To make matters worse, Symantec then further claimed that even though it was an old issue, the “in-the-wild exploit was effective against stand-alone versions of Flash Player 9.0.124.0” and that not all versions had been patched correctly. Way to save face Ben Greenbaum of Symantec!! Oh wait, today he changed his mind and said that Symantec’s claims were based on erroneous conclusions and that the behavior of Flash on Linux they were observing was indeed intended by Adobe and not proof it was vulnerable. To make matters worse, Symantec researchers downloaded the “latest” Flash and found it “vulnerable”, which lead to their sky-is-falling panic. Shortly after, they realized that they didn’t download all of the security patches and had been exploiting a known vulnerable version of Flash. Oops?

Two rounds of hype-driven 0-day threat warnings, and no real new threat. Whew, hopefully Symantec raised their THREATCON to blood red or whatever is appropriate for such 0-day threats. You do monitor that don’t you?

This fiasco lead many news outlets and vendors to issue warnings about the new 0-day threat. Secunia, SecurityFocus/BID, SecurityTracker, CERT, and FrSIRT all released new warnings and created entries in their respective databases as a result. In the VDB world, this is a royal pain-in-the-ass to deal with. Secunia ‘revoked’ their entry, BID ‘retired’ their entry, SecurityTracker flaged theirs ‘duplicate entry’, FrSIRT ‘revoked’ their entry and CERT still has it listed.

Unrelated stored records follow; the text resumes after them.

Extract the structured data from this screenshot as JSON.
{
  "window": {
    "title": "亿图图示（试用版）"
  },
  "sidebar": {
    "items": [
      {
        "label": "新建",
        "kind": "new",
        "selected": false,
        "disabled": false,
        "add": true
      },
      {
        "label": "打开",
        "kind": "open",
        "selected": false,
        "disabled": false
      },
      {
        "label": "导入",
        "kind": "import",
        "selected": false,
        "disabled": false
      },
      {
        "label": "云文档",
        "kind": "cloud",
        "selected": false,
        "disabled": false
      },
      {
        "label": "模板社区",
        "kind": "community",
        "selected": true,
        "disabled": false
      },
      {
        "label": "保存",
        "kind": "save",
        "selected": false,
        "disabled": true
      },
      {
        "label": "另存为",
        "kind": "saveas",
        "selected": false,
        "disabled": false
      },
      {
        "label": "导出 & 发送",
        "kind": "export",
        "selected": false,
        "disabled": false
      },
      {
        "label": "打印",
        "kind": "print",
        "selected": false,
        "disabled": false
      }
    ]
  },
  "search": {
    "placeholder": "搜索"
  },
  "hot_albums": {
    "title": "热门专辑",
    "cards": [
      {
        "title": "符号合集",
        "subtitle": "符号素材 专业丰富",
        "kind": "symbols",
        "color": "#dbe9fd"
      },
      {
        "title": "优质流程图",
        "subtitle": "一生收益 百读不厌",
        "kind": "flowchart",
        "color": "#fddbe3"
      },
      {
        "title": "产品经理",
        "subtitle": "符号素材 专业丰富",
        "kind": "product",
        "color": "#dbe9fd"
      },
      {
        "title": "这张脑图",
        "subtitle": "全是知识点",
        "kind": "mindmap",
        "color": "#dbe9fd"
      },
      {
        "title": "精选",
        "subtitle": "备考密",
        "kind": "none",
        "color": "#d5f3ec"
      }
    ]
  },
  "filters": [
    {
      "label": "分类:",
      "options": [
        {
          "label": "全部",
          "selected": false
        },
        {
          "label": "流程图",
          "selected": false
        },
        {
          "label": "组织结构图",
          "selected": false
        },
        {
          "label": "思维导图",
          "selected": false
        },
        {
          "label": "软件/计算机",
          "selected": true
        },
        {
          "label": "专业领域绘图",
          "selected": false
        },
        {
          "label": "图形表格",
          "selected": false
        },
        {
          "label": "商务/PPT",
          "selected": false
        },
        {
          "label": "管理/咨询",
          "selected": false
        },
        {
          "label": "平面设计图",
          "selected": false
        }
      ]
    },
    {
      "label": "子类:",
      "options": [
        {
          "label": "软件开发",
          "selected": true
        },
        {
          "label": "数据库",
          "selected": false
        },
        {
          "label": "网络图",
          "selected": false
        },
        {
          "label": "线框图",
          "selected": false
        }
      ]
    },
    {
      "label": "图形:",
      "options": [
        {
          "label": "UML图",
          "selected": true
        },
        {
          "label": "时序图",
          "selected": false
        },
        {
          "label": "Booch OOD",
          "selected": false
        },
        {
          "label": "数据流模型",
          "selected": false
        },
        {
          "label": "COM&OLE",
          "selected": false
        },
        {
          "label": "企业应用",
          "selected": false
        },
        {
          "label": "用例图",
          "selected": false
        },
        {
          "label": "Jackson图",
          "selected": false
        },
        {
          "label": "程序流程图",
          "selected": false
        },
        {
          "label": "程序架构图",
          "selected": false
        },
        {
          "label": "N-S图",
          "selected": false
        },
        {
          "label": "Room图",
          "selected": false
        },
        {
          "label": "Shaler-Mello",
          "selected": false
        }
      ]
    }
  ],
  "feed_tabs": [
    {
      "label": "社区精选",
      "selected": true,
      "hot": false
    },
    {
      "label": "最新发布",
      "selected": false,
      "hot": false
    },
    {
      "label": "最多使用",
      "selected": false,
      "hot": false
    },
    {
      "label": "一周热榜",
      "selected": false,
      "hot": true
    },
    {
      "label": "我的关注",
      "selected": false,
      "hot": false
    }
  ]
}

Fortunately for OSVDB, we were a few hours behind the rest and noticed the discrepancies and waited for more information. Unfortunately, the rest of the world, including ALL of the VDBs and news outlets listed above (and others) failed miserably in using common sense and a government funded resource to better prevent this kind of problem. As of this posting, Secunia, BID, SecurityTracker, FrSIRT, CERT, Dancho, ComputerWorld and eWeek still don’t link to the CVE ID for the vulnerability. Only Adobe’s updated blog entry actually references CVE-2007-0071 (but doesn’t link to it). Secunia links to a previous ID that has seven CVEs associated with it. The original CVE was assigned 2007-01-04 and published around 2008-04-08, a month and a half prior to this mess.

VDBs, shame on you for adding to the confusion. Symantec, shame on you for crying 0-day when your own engineers screwed up badly. Shame on everyone for not clearing it up fully by linking to the correct CVE entry or their own previous entries.

Before any of you receiving a “wave of the finger” bitch, consider the real world impact of your actions. In this case, only 12 MILLION people ended up seeing a vague warning when they loaded their favorite game. Blizzard included the correct fix information which was the same as a month or more before, but the sudden ‘security alert’ (that is extremely rare) only prompted their customers to wonder, possibly panic and definitely kill some demons as a result.